Happy July 4th, for everyone who marks the occasion, and best wishes to everyone who does not.
In addition to being Aidan’s half-birthday, today of course is the day in which people the nation over celebrate the signing of our declaration of independence from England.
In the spirit of accuracy, I will mention that I remember reading a Garry Wills book during the 1981-1982 school year in Mr. Wright’s AP U.S. History class that argued that there is no way the declaration could have been signed on July 4th because many of the signatories were not in the country.
Beyond that, the book’s more fundamental point is that the declaration, to many of its founders, was not seen then as the seminal and iconic document it has become in the subsequent 230 years. In fact, if my memory serves me, several of the key signatories did not even remember whether they had signed it as little as a decade later.
Wills’ early revisionist argument notwithstanding, July 4 has become a national date of commemoration and reflection on the themes of, as then 32-year-old Thomas Jefferson famously wrote, life, liberty and the pursuit of happiness.
These themes have echoed loudly throughout the life of Leon Bass, and, for the tens of thousands of people who have had the good fortune to hear him present at any time during the past 30 years.
For those who have not done so, and even for those people who have had the privilege of listening to Leon a dozen times, he has now written and published a memoir, Good Enough: One Man’s Story on the price of a Dream.
It is stirring stuff.
The first part of the title refers to Leon’s interpretation of the messages he received indelibly at critical points during his young life, most notably when he was placing his life in danger as a member of the United States military to fight for the very freedoms that Jefferson articulated and to which Leon did not have access.
These indignities, which he rightly diagnoses as being caused by institutional racism, came in various forms and not just in Southern states.
As listeners have done for decades, readers of Good Enough will learn about being pointed in a different direction than his white friend when he enlisted to join the Army in Philadelphia in 1943, about having to stand for more than 100 miles in a bus in Mississippi while “white” seats stood empty because the “colored” section of the bus was already full.
His country, Leon concluded was telling him, “You’re not good enough.”
Fortunately, he had tools at his disposal to combat those messages in personal and institutional ways.
His parents, who both had roots in South Carolina, instilled in him the pride, self-respect and discipline to be angered by the abuse, but selective about when and how he fought back.
His father’s injunction to keep his hand on the plough and to get an education that nobody could take away from him served him well to channel his anger in a different direction.
This is not to say that Leon kept silent.
He writes in clear yet vivid prose about telling a white officer rather than doing as the Romans did and acquiesce to the legal segregation, as the officer would have him do, he was an American who wanted to do as the Americans did.
The chill in the room as he spoke those words drifts up from the page and grabs the reader.
This incident in which he spoke up was an example of Leon asking himself the question, “Is the price too high?”, the second part of the title, and concluding, “No.”
He had to speak, for himself, for his self-respect and for others similarly maltreated.
Leon’s experiences in the army left him, in his own words, “an angry black soldier.” But his visit in April 1945 to the Buchenwald concentration camp, where he witnessed unspeakable atrocities, expanded his worldview and helped him realize that black Americans were not the only people being oppressed.
“The blinders came off,” Leon explains in presentations when he describes the impact of his four hours in Buchenwald.
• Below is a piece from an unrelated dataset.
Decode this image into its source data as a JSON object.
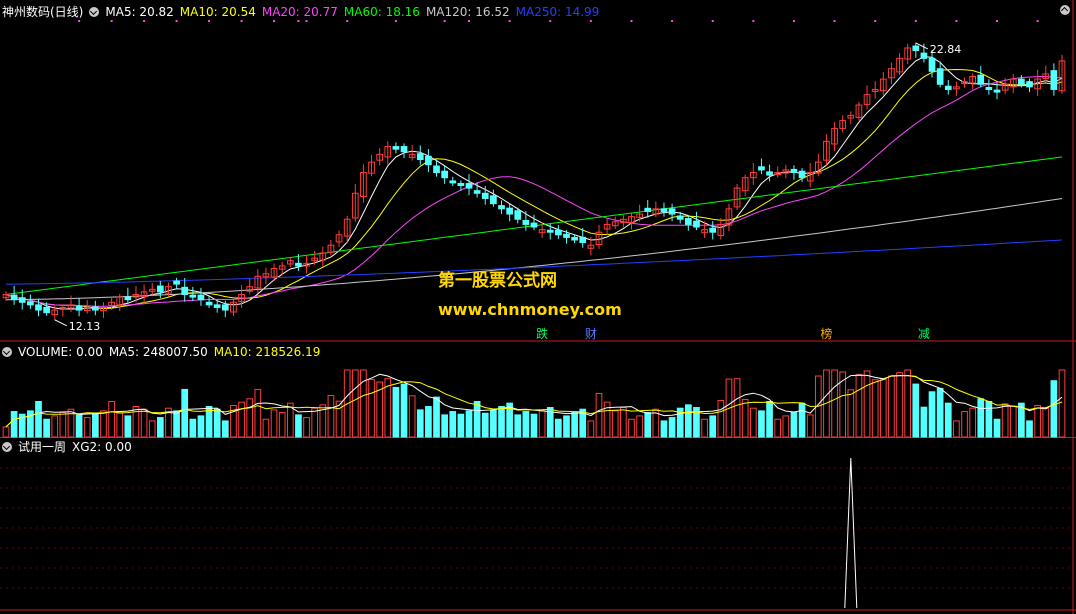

While he did not yet know the form that his contribution to fight the evil of segregation and that had designed and carried out the Holocaust, he was certain that he knew he would have to make a stand.
For 34 years, that stand came in education.
After earning his degree and marrying his wife Mary, with whom he shared 53 joyful years, Leon began his time in the classroom, venturing from elementary school teacher to administrator to high school principal.
It was during the early part of his tenure that he became acquainted with the actions and philosophy of nonviolence endorsed and practiced by Dr. Martin Luther King, Jr., then surging into national prominence as the leader of the Montgomery Bus Boycott.
King’s articulation of the importance of nonviolence and of his dream of a country in which people were judged by the content of their character riveted Leon, who eventually became a Quaker and a firm advocate of nonviolence.
Good Enough recounts these events and much more.
The reader is treated to all kinds of inspiring moments in Leon’s life, including the time in 1970 when he met Nina Kaleska, a Holocaust survivor who was speaking to some of Leon’s students at Benjamin Franklin High School, one of the toughest schools in the city, if not the country.
The students were not listening to Kaleska’s description of the suffering she and her relatives had endured at the hands of the Nazis-she was her family’s sole surviving member-until Leon intervened, and, for the first time since that fateful day, publicly shared what he had seen.
Moved by his support, Kaleska implored Leon to tell his story to others.
“You’ve got something to say,” she said.
So he said it.
Leon has shared his experiences throughout the United States and Canada, leaving an indelible impression on all who have the good fortune of hearing him.
Now, thanks to his tenacity and persistence, we can read Good Enough, too.
Leon and I first talked about his undertaking the project in 1998, the second year I worked at Facing History, so it is a thrill for me that he has seen the book through to its end.
Skillfully written in accessible prose, the work includes photographs and other types of visual documentation interspersed through the chapters that proceed in chronological order.
So, on this day, when we mark our founding fathers’ assertion that it was time to break ties with our colonial overlords because of their repeated suppression of our inalienable rights, I urge all of you to take the time to purchase Leon’s book and learn about this man who has devoted so much of his life toward helping the nation live up to its lofty rhetoric and to making the dream real.